_WHAT IS BEING ASKED:_ Answer with a number only, stating how many lines of the records hold the word "Laser".

_EXERCISE MATERIALS:_
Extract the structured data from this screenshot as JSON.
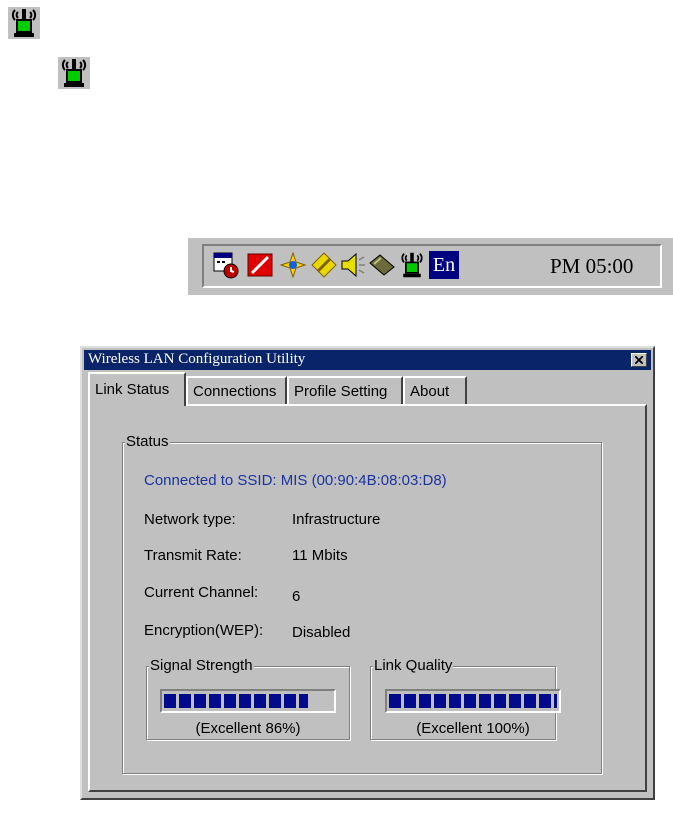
{
  "tray_icons_standalone": [
    {
      "icon": "wireless-antenna-icon",
      "colors": {
        "antenna": "#000000",
        "screen": "#00cc00"
      }
    },
    {
      "icon": "wireless-antenna-icon",
      "colors": {
        "antenna": "#000000",
        "screen": "#00cc00"
      }
    }
  ],
  "taskbar": {
    "icons": [
      "scheduler-icon",
      "red-slash-icon",
      "network-compass-icon",
      "pencil-diamond-icon",
      "speaker-icon",
      "pcmcia-card-icon",
      "wireless-antenna-icon"
    ],
    "language_indicator": "En",
    "clock": "PM 05:00"
  },
  "window": {
    "title": "Wireless LAN Configuration Utility",
    "tabs": [
      {
        "label": "Link Status",
        "active": true
      },
      {
        "label": "Connections",
        "active": false
      },
      {
        "label": "Profile Setting",
        "active": false
      },
      {
        "label": "About",
        "active": false
      }
    ],
    "status": {
      "group_label": "Status",
      "connected_line": "Connected to SSID: MIS (00:90:4B:08:03:D8)",
      "fields": [
        {
          "label": "Network type:",
          "value": "Infrastructure"
        },
        {
          "label": "Transmit Rate:",
          "value": "11 Mbits"
        },
        {
          "label": "Current Channel:",
          "value": "6"
        },
        {
          "label": "Encryption(WEP):",
          "value": "Disabled"
        }
      ]
    },
    "signal_strength": {
      "label": "Signal Strength",
      "caption": "(Excellent 86%)",
      "level": 0.86
    },
    "link_quality": {
      "label": "Link Quality",
      "caption": "(Excellent 100%)",
      "level": 1.0
    }
  },
  "colors": {
    "titlebar": "#0a246a",
    "meter_fill": "#000a8a",
    "ssid_text": "#1a33a0",
    "face": "#c0c0c0"
  }
}
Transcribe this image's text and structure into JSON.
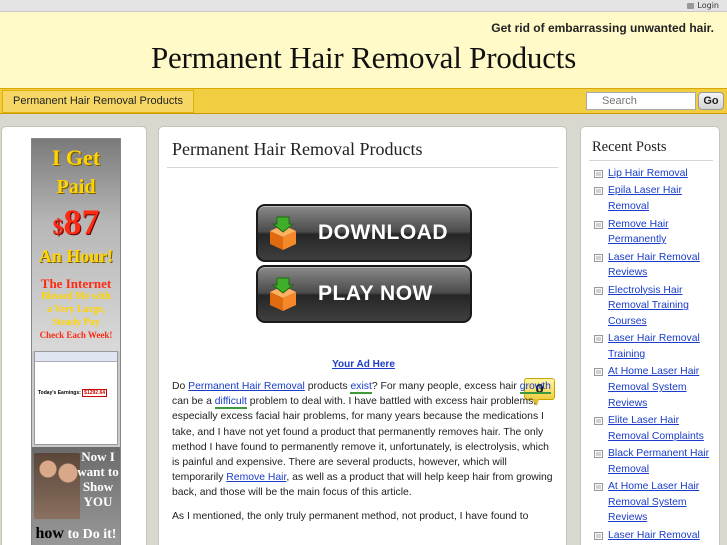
{
  "topbar": {
    "login_label": "Login"
  },
  "header": {
    "tagline": "Get rid of embarrassing unwanted hair.",
    "site_title": "Permanent Hair Removal Products"
  },
  "nav": {
    "active_tab": "Permanent Hair Removal Products",
    "search_placeholder": "Search",
    "go_label": "Go"
  },
  "left_ad": {
    "line1": "I Get",
    "line2": "Paid",
    "amount_symbol": "$",
    "amount": "87",
    "line4": "An Hour!",
    "line5a": "The Internet",
    "line5b": "Blessed Me with",
    "line5c": "a Very Large,",
    "line5d": "Steady Pay",
    "line5e": "Check Each Week!",
    "shot_earnings_label": "Today's Earnings:",
    "shot_earnings_value": "$1292.64",
    "bottom1": "Now I want to Show YOU",
    "bottom2a": "how",
    "bottom2b": "to Do it!"
  },
  "post": {
    "title": "Permanent Hair Removal Products",
    "download_label": "DOWNLOAD",
    "playnow_label": "PLAY NOW",
    "ad_here": "Your Ad Here",
    "comment_count": "0",
    "p1_pre": "Do ",
    "p1_link1": "Permanent Hair Removal",
    "p1_a": " products ",
    "p1_link2": "exist",
    "p1_b": "? For many people, excess hair ",
    "p1_link3": "growth",
    "p1_c": " can be a ",
    "p1_link4": "difficult",
    "p1_d": " problem to deal with. I have battled with excess hair problems, especially excess facial hair problems, for many years because the medications I take, and I have not yet found a product that permanently removes hair. The only method I have found to permanently remove it, unfortunately, is electrolysis, which is painful and expensive. There are several products, however, which will temporarily ",
    "p1_link5": "Remove Hair",
    "p1_e": ", as well as a product that will help keep hair from growing back, and those will be the main focus of this article.",
    "p2": "As I mentioned, the only truly permanent method, not product, I have found to"
  },
  "sidebar": {
    "title": "Recent Posts",
    "items": [
      "Lip Hair Removal",
      "Epila Laser Hair Removal",
      "Remove Hair Permanently",
      "Laser Hair Removal Reviews",
      "Electrolysis Hair Removal Training Courses",
      "Laser Hair Removal Training",
      "At Home Laser Hair Removal System Reviews",
      "Elite Laser Hair Removal Complaints",
      "Black Permanent Hair Removal",
      "At Home Laser Hair Removal System Reviews",
      "Laser Hair Removal Cost"
    ]
  },
  "colors": {
    "header_bg": "#fffac8",
    "nav_bg": "#f1cd42",
    "link": "#1a3cc8",
    "page_bg": "#d9d8cf"
  }
}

_SOLUTION TO THE PROBLEM:_ 7